> _TASK PROMPT_
In the entries below, spot each line with the word "shooting" and copy it.

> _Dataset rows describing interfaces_
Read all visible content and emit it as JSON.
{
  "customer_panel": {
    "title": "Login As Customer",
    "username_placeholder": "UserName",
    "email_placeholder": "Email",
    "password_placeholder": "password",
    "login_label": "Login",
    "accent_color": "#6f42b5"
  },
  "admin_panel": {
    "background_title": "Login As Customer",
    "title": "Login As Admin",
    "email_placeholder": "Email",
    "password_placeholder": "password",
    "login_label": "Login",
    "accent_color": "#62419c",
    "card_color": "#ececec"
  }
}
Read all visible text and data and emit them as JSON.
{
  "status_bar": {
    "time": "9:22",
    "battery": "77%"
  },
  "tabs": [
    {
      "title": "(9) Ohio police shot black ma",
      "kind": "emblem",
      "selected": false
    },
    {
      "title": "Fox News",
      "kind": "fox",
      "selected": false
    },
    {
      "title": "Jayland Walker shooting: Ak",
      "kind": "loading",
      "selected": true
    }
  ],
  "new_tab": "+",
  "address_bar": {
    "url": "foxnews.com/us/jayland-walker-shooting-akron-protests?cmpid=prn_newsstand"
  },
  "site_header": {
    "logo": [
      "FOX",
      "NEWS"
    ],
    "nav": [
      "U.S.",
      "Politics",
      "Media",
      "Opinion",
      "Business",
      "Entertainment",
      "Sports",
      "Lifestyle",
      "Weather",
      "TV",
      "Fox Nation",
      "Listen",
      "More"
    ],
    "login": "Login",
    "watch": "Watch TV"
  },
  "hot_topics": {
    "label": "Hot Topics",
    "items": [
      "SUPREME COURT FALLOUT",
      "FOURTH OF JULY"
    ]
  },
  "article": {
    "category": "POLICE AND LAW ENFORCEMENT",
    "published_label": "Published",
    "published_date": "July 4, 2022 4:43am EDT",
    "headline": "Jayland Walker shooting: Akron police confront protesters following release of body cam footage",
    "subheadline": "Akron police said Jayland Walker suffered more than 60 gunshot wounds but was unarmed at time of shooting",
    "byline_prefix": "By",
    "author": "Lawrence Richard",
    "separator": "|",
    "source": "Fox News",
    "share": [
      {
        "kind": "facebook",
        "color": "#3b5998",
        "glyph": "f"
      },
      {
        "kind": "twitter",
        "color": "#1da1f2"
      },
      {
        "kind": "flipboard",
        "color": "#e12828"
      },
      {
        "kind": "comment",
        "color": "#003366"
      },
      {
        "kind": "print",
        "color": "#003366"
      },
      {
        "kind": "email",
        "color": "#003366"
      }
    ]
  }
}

> _TASK RESULT_
      "title": "Jayland Walker shooting: Ak",
    "url": "foxnews.com/us/jayland-walker-shooting-akron-protests?cmpid=prn_newsstand"
    "headline": "Jayland Walker shooting: Akron police confront protesters following release of body cam footage",
    "subheadline": "Akron police said Jayland Walker suffered more than 60 gunshot wounds but was unarmed at time of shooting",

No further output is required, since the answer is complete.